[Dataset rows for apps and sites]
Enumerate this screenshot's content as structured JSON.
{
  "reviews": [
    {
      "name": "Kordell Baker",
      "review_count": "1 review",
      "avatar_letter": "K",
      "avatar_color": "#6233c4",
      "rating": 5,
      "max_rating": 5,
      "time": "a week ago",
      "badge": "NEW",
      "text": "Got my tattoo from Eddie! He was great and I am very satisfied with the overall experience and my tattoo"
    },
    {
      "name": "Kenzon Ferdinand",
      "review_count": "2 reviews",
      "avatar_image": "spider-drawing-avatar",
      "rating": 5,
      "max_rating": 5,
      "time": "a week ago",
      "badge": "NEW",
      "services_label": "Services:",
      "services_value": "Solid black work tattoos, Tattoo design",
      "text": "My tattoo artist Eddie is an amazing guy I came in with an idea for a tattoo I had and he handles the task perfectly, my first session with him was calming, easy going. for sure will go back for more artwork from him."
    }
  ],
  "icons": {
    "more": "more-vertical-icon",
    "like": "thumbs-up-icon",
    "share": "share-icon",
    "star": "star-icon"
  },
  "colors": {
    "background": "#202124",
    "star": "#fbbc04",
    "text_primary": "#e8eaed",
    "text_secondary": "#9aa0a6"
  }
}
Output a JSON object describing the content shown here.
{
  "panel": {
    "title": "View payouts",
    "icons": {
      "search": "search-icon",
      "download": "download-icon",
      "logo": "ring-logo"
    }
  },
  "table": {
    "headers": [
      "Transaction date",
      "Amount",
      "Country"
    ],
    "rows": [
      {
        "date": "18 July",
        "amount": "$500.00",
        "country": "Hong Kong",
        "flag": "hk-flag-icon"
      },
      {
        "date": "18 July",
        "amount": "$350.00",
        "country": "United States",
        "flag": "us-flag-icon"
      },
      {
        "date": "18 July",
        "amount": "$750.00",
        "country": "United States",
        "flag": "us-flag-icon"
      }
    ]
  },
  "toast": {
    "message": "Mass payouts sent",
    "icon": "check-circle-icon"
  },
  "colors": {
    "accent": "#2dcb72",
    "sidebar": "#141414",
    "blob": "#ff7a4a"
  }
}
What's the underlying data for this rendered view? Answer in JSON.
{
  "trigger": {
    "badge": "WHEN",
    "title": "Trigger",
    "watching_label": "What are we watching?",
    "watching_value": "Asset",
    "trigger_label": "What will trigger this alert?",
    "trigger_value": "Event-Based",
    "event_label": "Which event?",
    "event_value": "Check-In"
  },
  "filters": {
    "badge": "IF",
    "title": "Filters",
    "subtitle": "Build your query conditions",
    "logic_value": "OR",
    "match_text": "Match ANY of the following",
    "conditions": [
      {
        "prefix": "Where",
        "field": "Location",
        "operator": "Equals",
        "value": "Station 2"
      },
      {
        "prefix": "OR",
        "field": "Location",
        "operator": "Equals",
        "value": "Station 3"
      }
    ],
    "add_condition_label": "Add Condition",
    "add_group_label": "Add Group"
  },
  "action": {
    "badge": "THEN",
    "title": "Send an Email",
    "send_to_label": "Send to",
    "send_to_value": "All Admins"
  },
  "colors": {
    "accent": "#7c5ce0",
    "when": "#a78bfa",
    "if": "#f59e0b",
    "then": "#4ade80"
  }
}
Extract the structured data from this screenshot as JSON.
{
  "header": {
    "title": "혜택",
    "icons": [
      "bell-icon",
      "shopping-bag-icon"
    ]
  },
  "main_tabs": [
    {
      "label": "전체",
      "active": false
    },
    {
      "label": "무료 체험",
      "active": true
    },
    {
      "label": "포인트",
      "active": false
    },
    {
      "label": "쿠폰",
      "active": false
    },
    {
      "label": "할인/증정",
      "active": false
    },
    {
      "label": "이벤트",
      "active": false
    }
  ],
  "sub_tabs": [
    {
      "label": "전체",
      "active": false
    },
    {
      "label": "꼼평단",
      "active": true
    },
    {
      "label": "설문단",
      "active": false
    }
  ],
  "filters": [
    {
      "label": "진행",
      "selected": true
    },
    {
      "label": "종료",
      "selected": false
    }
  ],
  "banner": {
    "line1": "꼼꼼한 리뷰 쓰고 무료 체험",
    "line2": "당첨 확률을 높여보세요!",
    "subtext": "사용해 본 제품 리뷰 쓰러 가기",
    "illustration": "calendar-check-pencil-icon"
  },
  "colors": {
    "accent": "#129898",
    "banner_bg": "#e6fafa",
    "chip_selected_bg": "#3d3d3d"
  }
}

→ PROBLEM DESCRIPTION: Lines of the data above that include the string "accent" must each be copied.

→ RESPONSE TO THE TASK:
    "accent": "#2dcb72",
    "accent": "#7c5ce0",
    "accent": "#129898",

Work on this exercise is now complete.